» DATA EXTRACT:
────────
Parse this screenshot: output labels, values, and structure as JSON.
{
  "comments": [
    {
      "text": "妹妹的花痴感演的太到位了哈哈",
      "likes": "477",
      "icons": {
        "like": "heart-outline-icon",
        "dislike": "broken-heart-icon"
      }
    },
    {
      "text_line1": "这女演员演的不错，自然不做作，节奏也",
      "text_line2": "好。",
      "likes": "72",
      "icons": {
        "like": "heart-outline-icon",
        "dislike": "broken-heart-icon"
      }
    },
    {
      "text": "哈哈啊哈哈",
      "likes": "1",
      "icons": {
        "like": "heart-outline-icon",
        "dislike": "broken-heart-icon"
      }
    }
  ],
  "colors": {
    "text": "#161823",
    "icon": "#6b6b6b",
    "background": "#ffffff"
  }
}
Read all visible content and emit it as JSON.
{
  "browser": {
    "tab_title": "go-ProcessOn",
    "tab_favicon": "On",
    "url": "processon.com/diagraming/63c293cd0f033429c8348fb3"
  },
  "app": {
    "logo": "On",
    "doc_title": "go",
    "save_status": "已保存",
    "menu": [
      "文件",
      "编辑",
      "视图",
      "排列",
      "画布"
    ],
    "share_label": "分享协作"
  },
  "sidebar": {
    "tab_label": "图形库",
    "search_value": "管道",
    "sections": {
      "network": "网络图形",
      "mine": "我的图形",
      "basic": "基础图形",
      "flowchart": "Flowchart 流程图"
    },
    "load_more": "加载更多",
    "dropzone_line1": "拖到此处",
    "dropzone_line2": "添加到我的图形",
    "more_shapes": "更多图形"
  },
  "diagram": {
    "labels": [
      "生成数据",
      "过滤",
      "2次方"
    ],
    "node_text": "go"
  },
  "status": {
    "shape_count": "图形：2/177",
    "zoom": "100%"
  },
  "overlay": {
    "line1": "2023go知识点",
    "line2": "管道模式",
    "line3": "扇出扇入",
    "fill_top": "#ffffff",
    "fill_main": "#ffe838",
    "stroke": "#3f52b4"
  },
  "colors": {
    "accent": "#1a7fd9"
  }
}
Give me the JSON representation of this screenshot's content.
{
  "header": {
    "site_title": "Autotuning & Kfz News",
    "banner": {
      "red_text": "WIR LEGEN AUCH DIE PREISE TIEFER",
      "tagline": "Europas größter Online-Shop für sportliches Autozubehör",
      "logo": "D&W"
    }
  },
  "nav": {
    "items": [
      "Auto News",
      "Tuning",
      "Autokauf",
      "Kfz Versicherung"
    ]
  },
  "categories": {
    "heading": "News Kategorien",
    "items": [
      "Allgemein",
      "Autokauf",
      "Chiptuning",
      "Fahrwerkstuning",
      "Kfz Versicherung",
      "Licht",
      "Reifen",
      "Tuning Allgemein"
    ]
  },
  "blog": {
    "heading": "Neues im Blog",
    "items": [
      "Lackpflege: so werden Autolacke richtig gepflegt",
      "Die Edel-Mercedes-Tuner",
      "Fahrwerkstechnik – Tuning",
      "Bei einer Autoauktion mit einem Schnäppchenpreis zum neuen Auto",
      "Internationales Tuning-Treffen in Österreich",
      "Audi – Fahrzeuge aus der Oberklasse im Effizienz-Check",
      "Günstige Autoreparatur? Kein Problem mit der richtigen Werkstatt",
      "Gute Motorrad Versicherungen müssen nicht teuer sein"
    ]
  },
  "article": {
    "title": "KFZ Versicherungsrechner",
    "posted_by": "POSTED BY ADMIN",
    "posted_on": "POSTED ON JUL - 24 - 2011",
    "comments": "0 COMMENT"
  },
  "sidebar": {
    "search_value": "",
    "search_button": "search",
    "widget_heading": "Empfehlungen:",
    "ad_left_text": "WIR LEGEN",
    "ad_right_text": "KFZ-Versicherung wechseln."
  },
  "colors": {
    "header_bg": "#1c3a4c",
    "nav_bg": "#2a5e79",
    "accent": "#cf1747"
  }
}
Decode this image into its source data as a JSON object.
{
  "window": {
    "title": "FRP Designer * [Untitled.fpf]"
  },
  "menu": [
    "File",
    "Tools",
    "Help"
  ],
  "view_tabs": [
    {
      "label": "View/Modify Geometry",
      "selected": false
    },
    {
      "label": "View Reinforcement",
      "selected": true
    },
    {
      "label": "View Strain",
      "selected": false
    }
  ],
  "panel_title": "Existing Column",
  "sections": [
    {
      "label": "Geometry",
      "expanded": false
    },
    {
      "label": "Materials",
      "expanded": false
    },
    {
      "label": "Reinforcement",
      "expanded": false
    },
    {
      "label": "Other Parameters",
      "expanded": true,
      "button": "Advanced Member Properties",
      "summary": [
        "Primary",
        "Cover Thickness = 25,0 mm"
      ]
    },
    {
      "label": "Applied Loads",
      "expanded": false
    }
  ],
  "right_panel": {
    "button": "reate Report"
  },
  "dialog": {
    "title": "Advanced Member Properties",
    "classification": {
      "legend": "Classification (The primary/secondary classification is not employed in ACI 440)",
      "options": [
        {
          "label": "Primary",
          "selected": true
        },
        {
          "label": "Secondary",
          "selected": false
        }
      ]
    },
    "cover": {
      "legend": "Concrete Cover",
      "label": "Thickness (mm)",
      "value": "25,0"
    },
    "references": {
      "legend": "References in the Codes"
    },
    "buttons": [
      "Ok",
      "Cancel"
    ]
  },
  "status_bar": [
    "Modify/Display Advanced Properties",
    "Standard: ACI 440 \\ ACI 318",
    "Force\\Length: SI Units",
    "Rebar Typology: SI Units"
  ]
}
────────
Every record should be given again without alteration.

» WRITTEN ANSWER:
Parse this screenshot: output labels, values, and structure as JSON.
{
  "comments": [
    {
      "text": "妹妹的花痴感演的太到位了哈哈",
      "likes": "477",
      "icons": {
        "like": "heart-outline-icon",
        "dislike": "broken-heart-icon"
      }
    },
    {
      "text_line1": "这女演员演的不错，自然不做作，节奏也",
      "text_line2": "好。",
      "likes": "72",
      "icons": {
        "like": "heart-outline-icon",
        "dislike": "broken-heart-icon"
      }
    },
    {
      "text": "哈哈啊哈哈",
      "likes": "1",
      "icons": {
        "like": "heart-outline-icon",
        "dislike": "broken-heart-icon"
      }
    }
  ],
  "colors": {
    "text": "#161823",
    "icon": "#6b6b6b",
    "background": "#ffffff"
  }
}
Read all visible content and emit it as JSON.
{
  "browser": {
    "tab_title": "go-ProcessOn",
    "tab_favicon": "On",
    "url": "processon.com/diagraming/63c293cd0f033429c8348fb3"
  },
  "app": {
    "logo": "On",
    "doc_title": "go",
    "save_status": "已保存",
    "menu": [
      "文件",
      "编辑",
      "视图",
      "排列",
      "画布"
    ],
    "share_label": "分享协作"
  },
  "sidebar": {
    "tab_label": "图形库",
    "search_value": "管道",
    "sections": {
      "network": "网络图形",
      "mine": "我的图形",
      "basic": "基础图形",
      "flowchart": "Flowchart 流程图"
    },
    "load_more": "加载更多",
    "dropzone_line1": "拖到此处",
    "dropzone_line2": "添加到我的图形",
    "more_shapes": "更多图形"
  },
  "diagram": {
    "labels": [
      "生成数据",
      "过滤",
      "2次方"
    ],
    "node_text": "go"
  },
  "status": {
    "shape_count": "图形：2/177",
    "zoom": "100%"
  },
  "overlay": {
    "line1": "2023go知识点",
    "line2": "管道模式",
    "line3": "扇出扇入",
    "fill_top": "#ffffff",
    "fill_main": "#ffe838",
    "stroke": "#3f52b4"
  },
  "colors": {
    "accent": "#1a7fd9"
  }
}
Give me the JSON representation of this screenshot's content.
{
  "header": {
    "site_title": "Autotuning & Kfz News",
    "banner": {
      "red_text": "WIR LEGEN AUCH DIE PREISE TIEFER",
      "tagline": "Europas größter Online-Shop für sportliches Autozubehör",
      "logo": "D&W"
    }
  },
  "nav": {
    "items": [
      "Auto News",
      "Tuning",
      "Autokauf",
      "Kfz Versicherung"
    ]
  },
  "categories": {
    "heading": "News Kategorien",
    "items": [
      "Allgemein",
      "Autokauf",
      "Chiptuning",
      "Fahrwerkstuning",
      "Kfz Versicherung",
      "Licht",
      "Reifen",
      "Tuning Allgemein"
    ]
  },
  "blog": {
    "heading": "Neues im Blog",
    "items": [
      "Lackpflege: so werden Autolacke richtig gepflegt",
      "Die Edel-Mercedes-Tuner",
      "Fahrwerkstechnik – Tuning",
      "Bei einer Autoauktion mit einem Schnäppchenpreis zum neuen Auto",
      "Internationales Tuning-Treffen in Österreich",
      "Audi – Fahrzeuge aus der Oberklasse im Effizienz-Check",
      "Günstige Autoreparatur? Kein Problem mit der richtigen Werkstatt",
      "Gute Motorrad Versicherungen müssen nicht teuer sein"
    ]
  },
  "article": {
    "title": "KFZ Versicherungsrechner",
    "posted_by": "POSTED BY ADMIN",
    "posted_on": "POSTED ON JUL - 24 - 2011",
    "comments": "0 COMMENT"
  },
  "sidebar": {
    "search_value": "",
    "search_button": "search",
    "widget_heading": "Empfehlungen:",
    "ad_left_text": "WIR LEGEN",
    "ad_right_text": "KFZ-Versicherung wechseln."
  },
  "colors": {
    "header_bg": "#1c3a4c",
    "nav_bg": "#2a5e79",
    "accent": "#cf1747"
  }
}
Decode this image into its source data as a JSON object.
{
  "window": {
    "title": "FRP Designer * [Untitled.fpf]"
  },
  "menu": [
    "File",
    "Tools",
    "Help"
  ],
  "view_tabs": [
    {
      "label": "View/Modify Geometry",
      "selected": false
    },
    {
      "label": "View Reinforcement",
      "selected": true
    },
    {
      "label": "View Strain",
      "selected": false
    }
  ],
  "panel_title": "Existing Column",
  "sections": [
    {
      "label": "Geometry",
      "expanded": false
    },
    {
      "label": "Materials",
      "expanded": false
    },
    {
      "label": "Reinforcement",
      "expanded": false
    },
    {
      "label": "Other Parameters",
      "expanded": true,
      "button": "Advanced Member Properties",
      "summary": [
        "Primary",
        "Cover Thickness = 25,0 mm"
      ]
    },
    {
      "label": "Applied Loads",
      "expanded": false
    }
  ],
  "right_panel": {
    "button": "reate Report"
  },
  "dialog": {
    "title": "Advanced Member Properties",
    "classification": {
      "legend": "Classification (The primary/secondary classification is not employed in ACI 440)",
      "options": [
        {
          "label": "Primary",
          "selected": true
        },
        {
          "label": "Secondary",
          "selected": false
        }
      ]
    },
    "cover": {
      "legend": "Concrete Cover",
      "label": "Thickness (mm)",
      "value": "25,0"
    },
    "references": {
      "legend": "References in the Codes"
    },
    "buttons": [
      "Ok",
      "Cancel"
    ]
  },
  "status_bar": [
    "Modify/Display Advanced Properties",
    "Standard: ACI 440 \\ ACI 318",
    "Force\\Length: SI Units",
    "Rebar Typology: SI Units"
  ]
}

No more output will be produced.